▸ BRIEF:
Write out the entries verbatim and leave the images out of the copy.

# # # # # # #

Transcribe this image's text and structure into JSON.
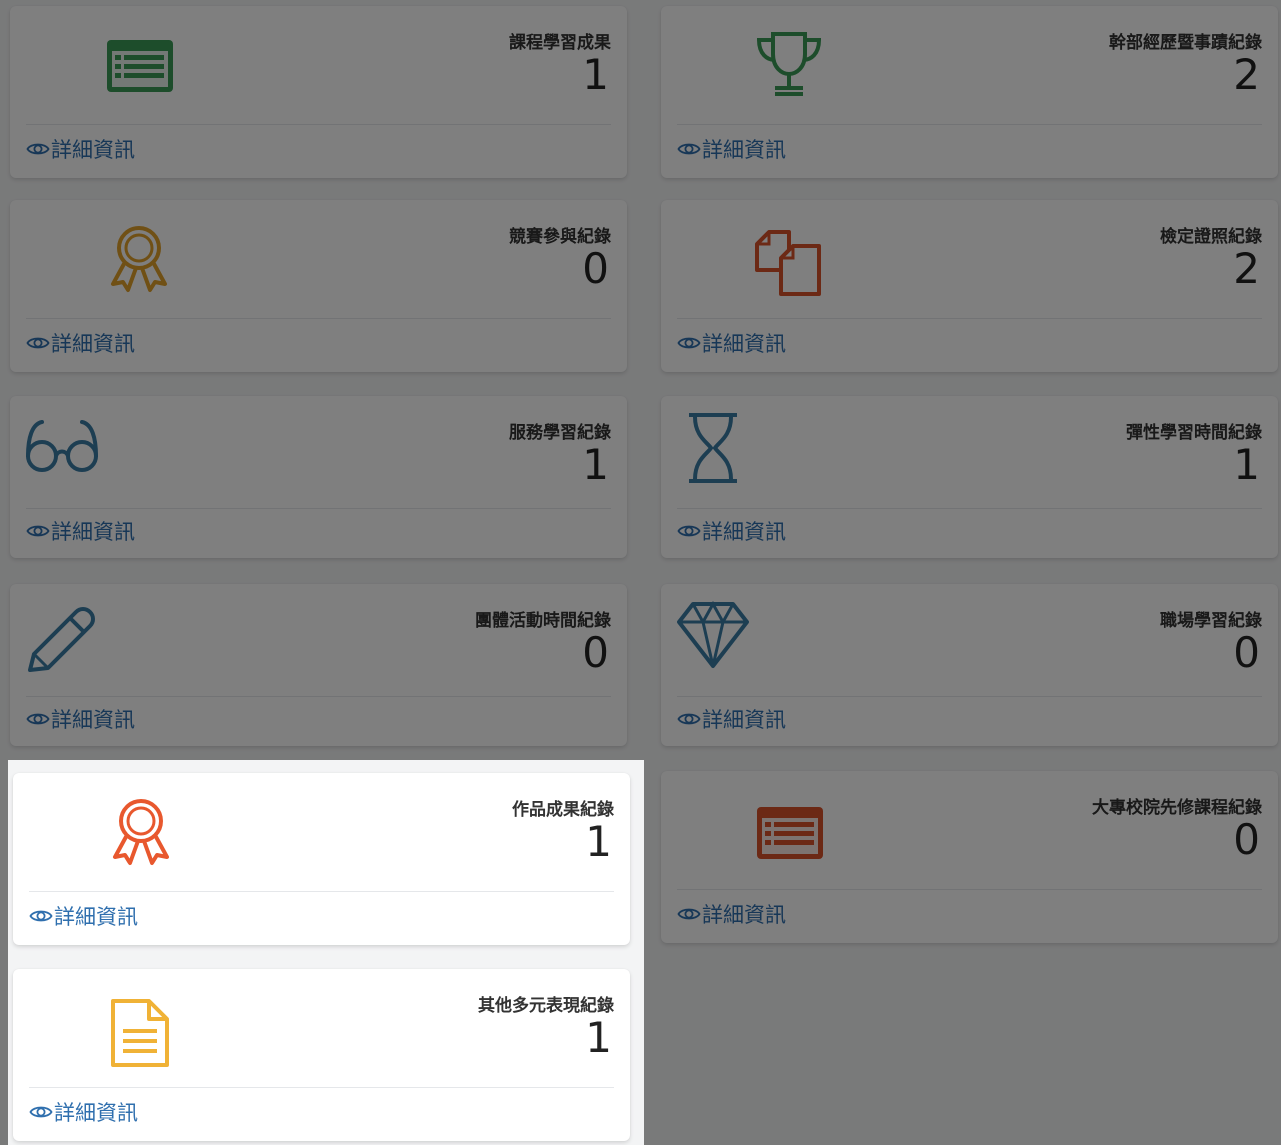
{
  "detail_label": "詳細資訊",
  "cards": [
    {
      "id": "course",
      "title": "課程學習成果",
      "count": "1",
      "icon": "table-list-icon",
      "color": "#3a9a56"
    },
    {
      "id": "cadre",
      "title": "幹部經歷暨事蹟紀錄",
      "count": "2",
      "icon": "trophy-icon",
      "color": "#3a9a56"
    },
    {
      "id": "competition",
      "title": "競賽參與紀錄",
      "count": "0",
      "icon": "award-ribbon-icon",
      "color": "#e0a02b"
    },
    {
      "id": "certificate",
      "title": "檢定證照紀錄",
      "count": "2",
      "icon": "copy-files-icon",
      "color": "#d9522b"
    },
    {
      "id": "service",
      "title": "服務學習紀錄",
      "count": "1",
      "icon": "glasses-icon",
      "color": "#3a7ca5"
    },
    {
      "id": "flexible",
      "title": "彈性學習時間紀錄",
      "count": "1",
      "icon": "hourglass-icon",
      "color": "#3a7ca5"
    },
    {
      "id": "group",
      "title": "團體活動時間紀錄",
      "count": "0",
      "icon": "pencil-icon",
      "color": "#3a7ca5"
    },
    {
      "id": "workplace",
      "title": "職場學習紀錄",
      "count": "0",
      "icon": "diamond-icon",
      "color": "#3a7ca5"
    },
    {
      "id": "works",
      "title": "作品成果紀錄",
      "count": "1",
      "icon": "award-ribbon-icon",
      "color": "#e8582e"
    },
    {
      "id": "college",
      "title": "大專校院先修課程紀錄",
      "count": "0",
      "icon": "table-list-icon",
      "color": "#d9522b"
    },
    {
      "id": "other",
      "title": "其他多元表現紀錄",
      "count": "1",
      "icon": "document-icon",
      "color": "#f0b236"
    }
  ]
}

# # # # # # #

▸ EXPECTED ANSWER:
Transcribe this image's text and structure into JSON.
{
  "detail_label": "詳細資訊",
  "cards": [
    {
      "id": "course",
      "title": "課程學習成果",
      "count": "1",
      "icon": "table-list-icon",
      "color": "#3a9a56"
    },
    {
      "id": "cadre",
      "title": "幹部經歷暨事蹟紀錄",
      "count": "2",
      "icon": "trophy-icon",
      "color": "#3a9a56"
    },
    {
      "id": "competition",
      "title": "競賽參與紀錄",
      "count": "0",
      "icon": "award-ribbon-icon",
      "color": "#e0a02b"
    },
    {
      "id": "certificate",
      "title": "檢定證照紀錄",
      "count": "2",
      "icon": "copy-files-icon",
      "color": "#d9522b"
    },
    {
      "id": "service",
      "title": "服務學習紀錄",
      "count": "1",
      "icon": "glasses-icon",
      "color": "#3a7ca5"
    },
    {
      "id": "flexible",
      "title": "彈性學習時間紀錄",
      "count": "1",
      "icon": "hourglass-icon",
      "color": "#3a7ca5"
    },
    {
      "id": "group",
      "title": "團體活動時間紀錄",
      "count": "0",
      "icon": "pencil-icon",
      "color": "#3a7ca5"
    },
    {
      "id": "workplace",
      "title": "職場學習紀錄",
      "count": "0",
      "icon": "diamond-icon",
      "color": "#3a7ca5"
    },
    {
      "id": "works",
      "title": "作品成果紀錄",
      "count": "1",
      "icon": "award-ribbon-icon",
      "color": "#e8582e"
    },
    {
      "id": "college",
      "title": "大專校院先修課程紀錄",
      "count": "0",
      "icon": "table-list-icon",
      "color": "#d9522b"
    },
    {
      "id": "other",
      "title": "其他多元表現紀錄",
      "count": "1",
      "icon": "document-icon",
      "color": "#f0b236"
    }
  ]
}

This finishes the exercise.